I don’t actually know anybody who thought that the British – English, rather – government was handling the Covid-19 pandemic well, so have no one to ask whether recent events have changed their minds. Nor can I think of anyone who would have been surprised to learn just how much contempt Messrs Johnson and Cummings, along with those supine members of the cabinet, feel for the general public, so can’t gauge any shift in opinion there either. All I know for sure is that, given the clear evidence that protecting the nation’s health is not the prime minister’s first priority—and given the latest, wildly premature lockdown easings—I’m well advised to stick to my current strategy, which is to steer clear of anyone that I don’t already live with. Even that will get harder as the weather warms up, now that people have been shown how the rules can be bullied or bent into a more personally convenient shape.
So I’ll continue to read, cook, try to write – and find other diversions in the early morning walks, the stand-off between a magpie and a crow which seemed to go on for hours – and Harry’s early occupation of his favourite plant pot.
Journal, Tuesday 29 May 1764. ‘At three Tissot [a medical doctor] carried me to the Utrecht Bedlam. The poor creatures were almost all silly. They were mostly going about loose. They called me the King of England. I was amused with this scene. Tissot said mankind were all mad and differed only in degrees.’ (Boswell in Holland, 1763-1764, edited by Frederick A. Pottle, London: William Heinemann, 1952, 256.)

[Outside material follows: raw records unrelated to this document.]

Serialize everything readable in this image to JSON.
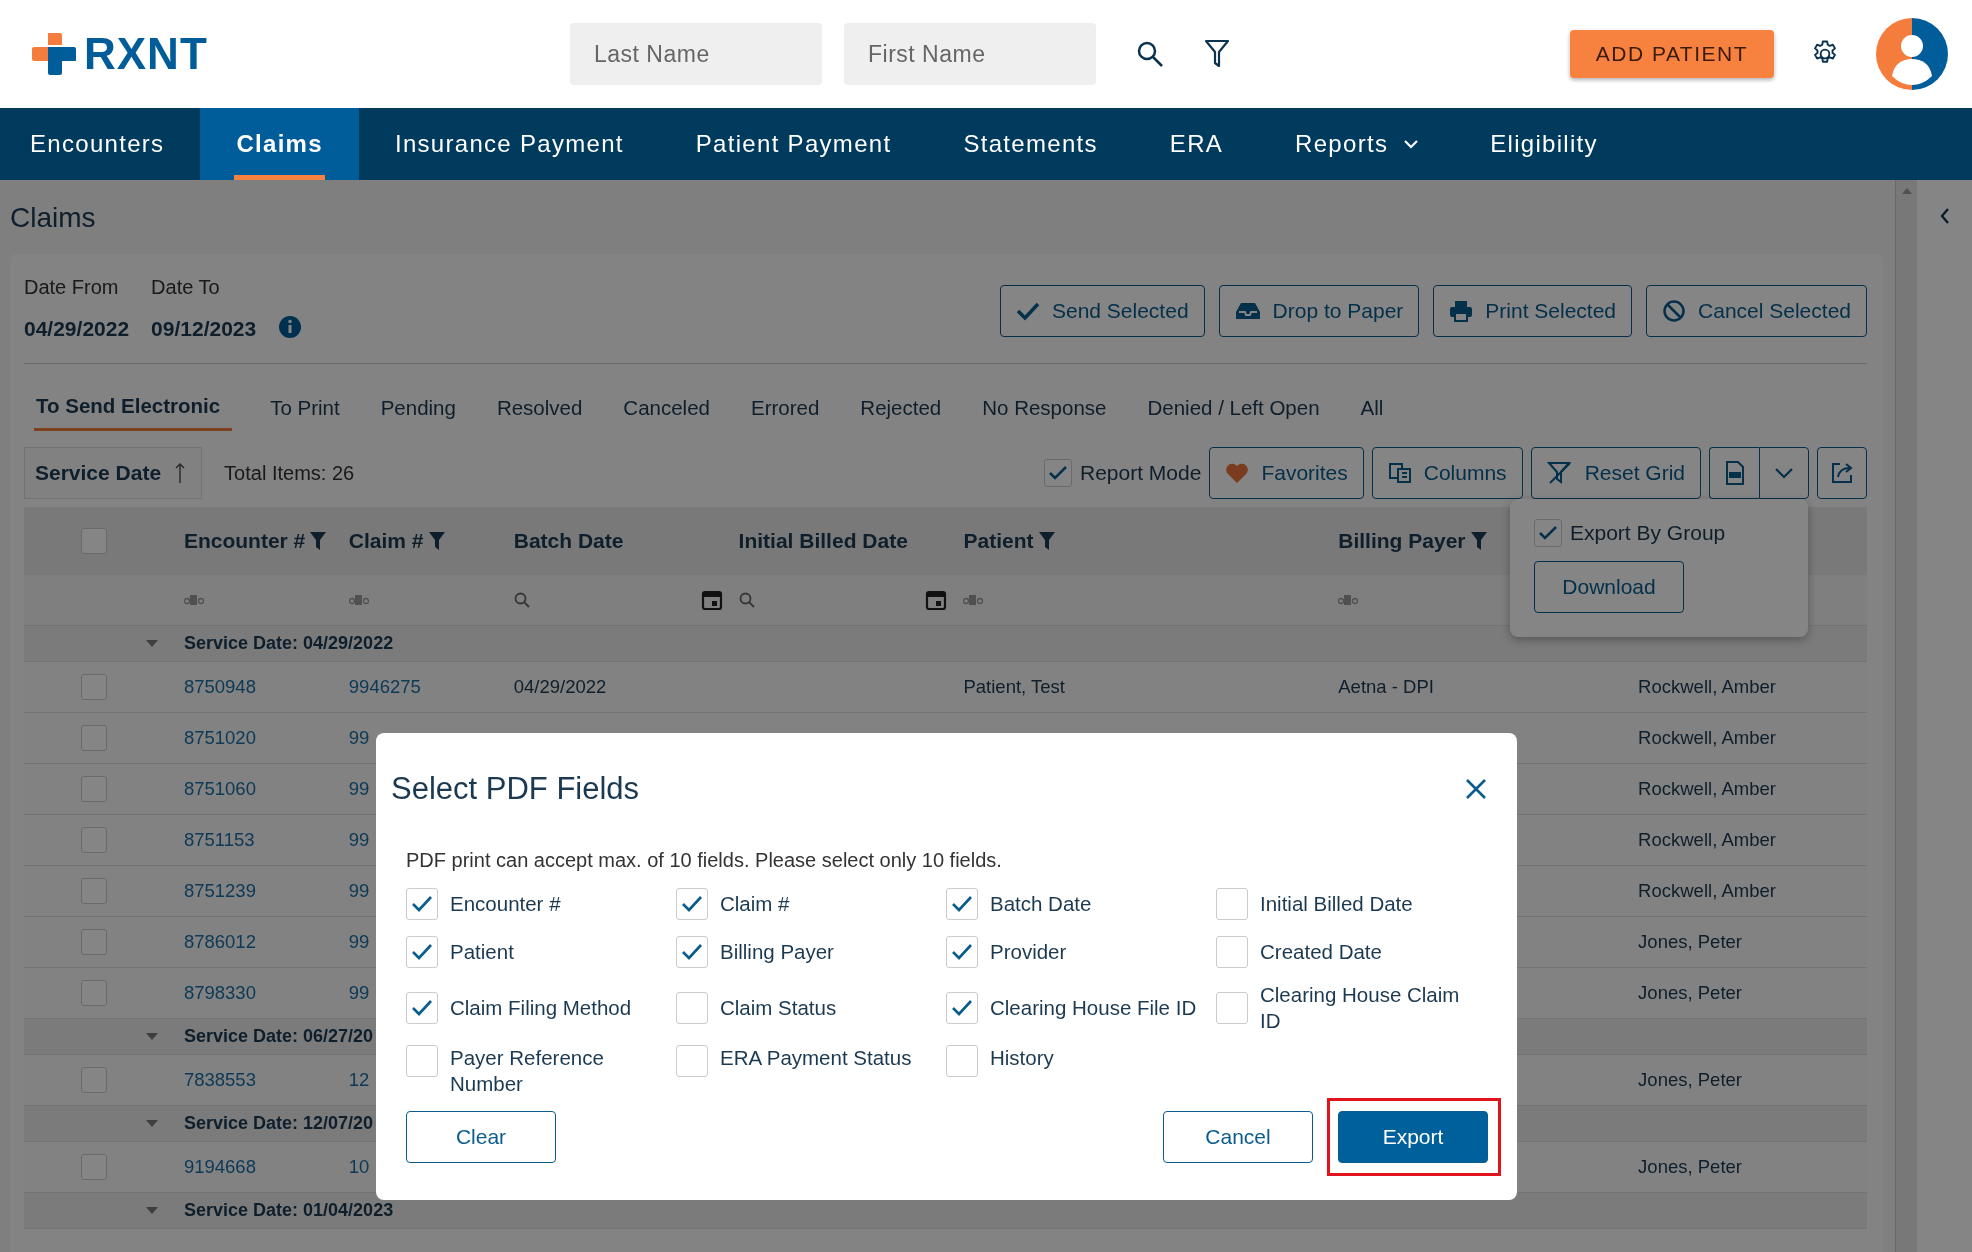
{
  "header": {
    "logo": "RXNT",
    "search_fields": [
      {
        "placeholder": "Last Name"
      },
      {
        "placeholder": "First Name"
      }
    ],
    "add_patient": "ADD PATIENT"
  },
  "nav": [
    {
      "label": "Encounters",
      "selected": false,
      "dropdown": false
    },
    {
      "label": "Claims",
      "selected": true,
      "dropdown": false
    },
    {
      "label": "Insurance Payment",
      "selected": false,
      "dropdown": false
    },
    {
      "label": "Patient Payment",
      "selected": false,
      "dropdown": false
    },
    {
      "label": "Statements",
      "selected": false,
      "dropdown": false
    },
    {
      "label": "ERA",
      "selected": false,
      "dropdown": false
    },
    {
      "label": "Reports",
      "selected": false,
      "dropdown": true
    },
    {
      "label": "Eligibility",
      "selected": false,
      "dropdown": false
    }
  ],
  "page_title": "Claims",
  "dates": [
    {
      "label": "Date From",
      "value": "04/29/2022"
    },
    {
      "label": "Date To",
      "value": "09/12/2023"
    }
  ],
  "actions": [
    {
      "label": "Send Selected",
      "kind": "send"
    },
    {
      "label": "Drop to Paper",
      "kind": "paper"
    },
    {
      "label": "Print Selected",
      "kind": "print"
    },
    {
      "label": "Cancel Selected",
      "kind": "cancel"
    }
  ],
  "tabs": [
    {
      "label": "To Send Electronic",
      "selected": true
    },
    {
      "label": "To Print",
      "selected": false
    },
    {
      "label": "Pending",
      "selected": false
    },
    {
      "label": "Resolved",
      "selected": false
    },
    {
      "label": "Canceled",
      "selected": false
    },
    {
      "label": "Errored",
      "selected": false
    },
    {
      "label": "Rejected",
      "selected": false
    },
    {
      "label": "No Response",
      "selected": false
    },
    {
      "label": "Denied / Left Open",
      "selected": false
    },
    {
      "label": "All",
      "selected": false
    }
  ],
  "sort": {
    "label": "Service Date"
  },
  "total": "Total Items: 26",
  "report_mode": {
    "label": "Report Mode",
    "checked": true
  },
  "tools": [
    {
      "label": "Favorites",
      "kind": "favorites"
    },
    {
      "label": "Columns",
      "kind": "columns"
    },
    {
      "label": "Reset Grid",
      "kind": "reset"
    }
  ],
  "export_menu": {
    "label": "Export By Group",
    "checked": true,
    "button": "Download"
  },
  "table": {
    "select_all": false,
    "columns": [
      {
        "label": "Encounter #",
        "filter": true,
        "kind": "text"
      },
      {
        "label": "Claim #",
        "filter": true,
        "kind": "text"
      },
      {
        "label": "Batch Date",
        "filter": false,
        "kind": "date"
      },
      {
        "label": "Initial Billed Date",
        "filter": false,
        "kind": "date"
      },
      {
        "label": "Patient",
        "filter": true,
        "kind": "text"
      },
      {
        "label": "Billing Payer",
        "filter": true,
        "kind": "text"
      },
      {
        "kind": "hidden"
      }
    ],
    "groups": [
      {
        "label": "Service Date: 04/29/2022",
        "rows": [
          {
            "checked": false,
            "kind": "full",
            "cells": [
              "8750948",
              "9946275",
              "04/29/2022",
              "Patient, Test",
              "Aetna - DPI",
              "Rockwell, Amber"
            ]
          },
          {
            "checked": false,
            "kind": "covered",
            "cells": [
              "8751020",
              "99",
              "Rockwell, Amber"
            ]
          },
          {
            "checked": false,
            "kind": "covered",
            "cells": [
              "8751060",
              "99",
              "Rockwell, Amber"
            ]
          },
          {
            "checked": false,
            "kind": "covered",
            "cells": [
              "8751153",
              "99",
              "Rockwell, Amber"
            ]
          },
          {
            "checked": false,
            "kind": "covered",
            "cells": [
              "8751239",
              "99",
              "Rockwell, Amber"
            ]
          },
          {
            "checked": false,
            "kind": "covered",
            "cells": [
              "8786012",
              "99",
              "Jones, Peter"
            ]
          },
          {
            "checked": false,
            "kind": "covered",
            "cells": [
              "8798330",
              "99",
              "Jones, Peter"
            ]
          }
        ]
      },
      {
        "label": "Service Date: 06/27/20",
        "rows": [
          {
            "checked": false,
            "kind": "covered",
            "cells": [
              "7838553",
              "12",
              "Jones, Peter"
            ]
          }
        ]
      },
      {
        "label": "Service Date: 12/07/20",
        "rows": [
          {
            "checked": false,
            "kind": "covered",
            "cells": [
              "9194668",
              "10",
              "Jones, Peter"
            ]
          }
        ]
      },
      {
        "label": "Service Date: 01/04/2023"
      }
    ]
  },
  "dialog": {
    "title": "Select PDF Fields",
    "note": "PDF print can accept max. of 10 fields. Please select only 10 fields.",
    "fields": [
      {
        "label": "Encounter #",
        "checked": true
      },
      {
        "label": "Claim #",
        "checked": true
      },
      {
        "label": "Batch Date",
        "checked": true
      },
      {
        "label": "Initial Billed Date",
        "checked": false
      },
      {
        "label": "Patient",
        "checked": true
      },
      {
        "label": "Billing Payer",
        "checked": true
      },
      {
        "label": "Provider",
        "checked": true
      },
      {
        "label": "Created Date",
        "checked": false
      },
      {
        "label": "Claim Filing Method",
        "checked": true
      },
      {
        "label": "Claim Status",
        "checked": false
      },
      {
        "label": "Clearing House File ID",
        "checked": true
      },
      {
        "label": "Clearing House Claim ID",
        "checked": false
      },
      {
        "label": "Payer Reference Number",
        "checked": false
      },
      {
        "label": "ERA Payment Status",
        "checked": false
      },
      {
        "label": "History",
        "checked": false
      }
    ],
    "buttons": [
      {
        "label": "Clear",
        "kind": "secondary",
        "highlighted": false
      },
      {
        "label": "Cancel",
        "kind": "secondary",
        "highlighted": false
      },
      {
        "label": "Export",
        "kind": "primary",
        "highlighted": true
      }
    ]
  }
}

Degrees, perhaps, M. Tissot, but very large ones in some cases.